Sign: Your gums bleed.
Potential deficiency: You could be low in vitamin C, which plays a significant role in healing the body. It's also a natural immunity booster and helps prevent cell damage. If you're low on this essential vitamin, you might also experience tooth loss, frequent nosebleeds, easy bruising, and slow wound healing.
How to improve it: Make a colorful array of fruits and vegetables a regular part of your diet. Foods rich in vitamin C include oranges, broccoli, Brussels sprouts, cantaloupe, kale, and strawberries.
Sign: You have trouble seeing at night.
Potential deficiency: This could be caused by a lack of vitamin A, which is crucial for healthy vision.
How to improve it: Incorporate foods rich in vitamin A into your diet, including yellow and orange vegetables, leafy greens, dairy, eggs, and fish.
Sign: You have scaly skin.
Potential deficiency: You could be low in zinc or B vitamins like niacin, riboflavin, and pyridoxine.
How to improve it: Eat foods like starchy and green vegetables, nuts and seeds, whole grains, eggs, dairy, poultry, fish, and meat.
Sign: You have restless legs.
Potential deficiency: You might be low in iron or magnesium.
How to improve it: Eat iron-rich foods like poultry and fish, nuts and seeds, whole grains, and leafy greens. To boost magnesium intake, eat almonds, black beans, edamame, peanuts, and spinach. For better absorption, pair these foods with those high in vitamin C, like fruits and vegetables.
Sign: Your limbs are numb or tingly.
Potential deficiency: A lower-than-normal calcium intake may be to blame. Aside from supporting bone health, calcium plays a role in controlling nerve and muscle function. If you're low on calcium, you might also experience irregular heartbeats.
How to improve it: Eat calcium-rich foods like broccoli, kale, cheese, and yogurt.
Sign: You're frequently fatigued or have muscle weakness.
Potential deficiency: While fatigue and muscle weakness can be symptoms of dozens of conditions, they could be caused by a lack of potassium or vitamin D. This deficiency could also lead to bone pain, constipation, and mood swings.
How to improve it: Eat potassium-rich foods like bananas and legumes like lentils and kidney beans. To get more vitamin D, incorporate more fatty fish like salmon and tuna into your diet. Also make sure you're getting at least a few minutes of natural, direct sunlight exposure daily.

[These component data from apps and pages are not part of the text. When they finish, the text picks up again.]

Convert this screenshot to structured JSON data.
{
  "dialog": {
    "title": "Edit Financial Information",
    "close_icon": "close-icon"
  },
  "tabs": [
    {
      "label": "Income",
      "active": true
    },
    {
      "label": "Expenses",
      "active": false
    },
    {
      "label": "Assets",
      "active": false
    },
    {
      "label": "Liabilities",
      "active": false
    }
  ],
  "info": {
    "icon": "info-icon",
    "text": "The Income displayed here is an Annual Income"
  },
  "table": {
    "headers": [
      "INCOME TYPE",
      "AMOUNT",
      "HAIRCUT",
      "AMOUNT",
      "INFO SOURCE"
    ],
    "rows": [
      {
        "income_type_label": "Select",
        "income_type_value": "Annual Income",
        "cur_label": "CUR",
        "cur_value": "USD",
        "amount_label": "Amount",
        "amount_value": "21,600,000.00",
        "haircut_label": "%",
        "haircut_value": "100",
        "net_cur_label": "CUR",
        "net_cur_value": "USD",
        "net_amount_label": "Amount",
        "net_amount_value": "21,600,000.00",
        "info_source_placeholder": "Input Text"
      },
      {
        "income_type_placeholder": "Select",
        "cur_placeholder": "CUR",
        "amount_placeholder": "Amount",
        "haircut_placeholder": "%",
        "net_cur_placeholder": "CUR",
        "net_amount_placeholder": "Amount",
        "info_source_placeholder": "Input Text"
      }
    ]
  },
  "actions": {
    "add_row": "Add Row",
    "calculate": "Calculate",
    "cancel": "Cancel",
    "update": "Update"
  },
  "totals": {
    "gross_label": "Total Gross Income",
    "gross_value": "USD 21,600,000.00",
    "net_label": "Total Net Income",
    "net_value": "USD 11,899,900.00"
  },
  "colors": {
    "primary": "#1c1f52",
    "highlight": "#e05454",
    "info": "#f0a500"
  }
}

To confirm whether you're deficient in one or more vitamins, you can request a full-spectrum blood test from your health care practitioner. Either way, adding these nutritious whole foods to your diet can be all you need for optimal, natural health—not to mention all the vitamins your body needs.